Facing a serious budget deficit caused by U.S. sanctions and regime mismanagement, Tehran raised the price of gasoline sharply last week, resulting in widespread protests. Tehran’s decision to risk public backlash indicates that Washington’s economic pressure is forcing the regime to risk its political stability in order to prevent a financial collapse.
Ignited by the issue of gasoline prices, the protests quickly turned to demands for an end to dictatorship, religious rule, and the bankrolling of Hezbollah, Hamas, and Bashar al-Assad. State-run Fars News reported 1,000 arrests in the first two days of protests, while human rights organizations counted at least 106 deaths at the hands of security forces.

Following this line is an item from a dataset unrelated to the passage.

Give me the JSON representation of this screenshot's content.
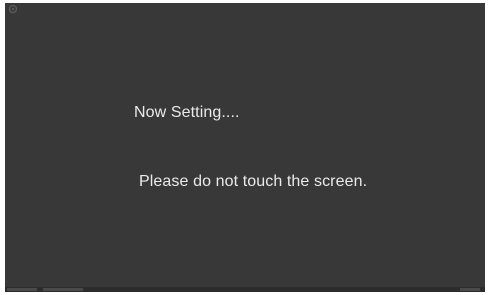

The administration of President Hassan Rouhani increased the price of rationed gasoline by 50 percent, while tripling the price for purchases in excess of the rationed amount. It sought to dampen the response to price hikes by announcing them late Thursday night, just before the weekend, which begins on Friday in Iran. The administration also pledged to use all revenue from higher prices to fund direct subsidies to the people.
Tehran heavily subsidizes gasoline, which cost about 13 cents per liter (or 50 cents per gallon) before Thursday’s increase. The primary objective of the price hikes is to reduce consumption. Iran now consumes 97 million liters of gasoline per day, up from 73.4 million in 2016. In 2018, consumption grew at an annual rate of 14.2 percent. Growth is driven by artificially low prices and the illicit trafficking of gasoline to neighboring countries where it commands a higher price.
If consumption continues rising at the current rate, by mid-2020 it will surpass Iran’s daily production of 105 million liters. In response to previous sanctions, Tehran invested heavily in domestic refining capacity, so it is not currently dependent on imports, but this independence is not sustainable if consumption rises much further.
Facing a serious budget deficit, Iran can no longer afford its fuel subsidies. “Without money, we cannot run the affairs of the state,” Rouhani said last week, “Although we have some other incomes, the only revenue that can keep the country going is the oil money.” The IMF estimates Tehran needs to sell its oil at $155 per barrel to balance its budget; the price is currently around $60.
If consumption falls, Tehran could potentially raise revenue by exporting gasoline, albeit in defiance of U.S. sanctions. This may reduce the deficit even if the government keeps its promise to spend its earnings from higher gasoline prices on direct subsidies to the people. A shift to direct subsidies makes political sense for Rouhani, with parliamentary elections scheduled for 2020. The direct subsidies can help his allies gain the support of less affluent sections of society, especially in smaller cities and rural areas. There is a risk, however, as rising gas prices will spur additional inflation, which is already at 42 percent.
Despite the price hikes, Iranian gasoline remains comparatively cheap, so fuel traffickers still have a strong incentive to continue their illicit exports. As the dominant player in Iran’s underground economy, the Islamic Revolutionary Guard Corps (IRGC) may benefit if narrower profit margins drive out of business smaller competitors with less political influence.
The price hike and subsequent protests are a testament to the effectiveness of Washington’s maximum pressure campaign. Accordingly, the U.S. should double down on its pressure, especially with tougher enforcement of sanctions already on the books, like those on petrochemicals. Finally, Washington should combine maximum pressure with maximum support for the people of Iran. The U.S. should help restore their access to the internet and impose sanctions on human rights violators.
Saeed Ghasseminejad is a senior Iran and financial economics advisor at the Foundation for Defense of Democracies (FDD), where he also contributes to FDD’s Center on Economic and Financial Power (CEFP). Follow Saeed on Twitter @SGhasseminejad. Follow FDD on Twitter @FDD and @FDD_CEFP. FDD is a Washington, DC-based, nonpartisan research institute focusing on national security and foreign policy.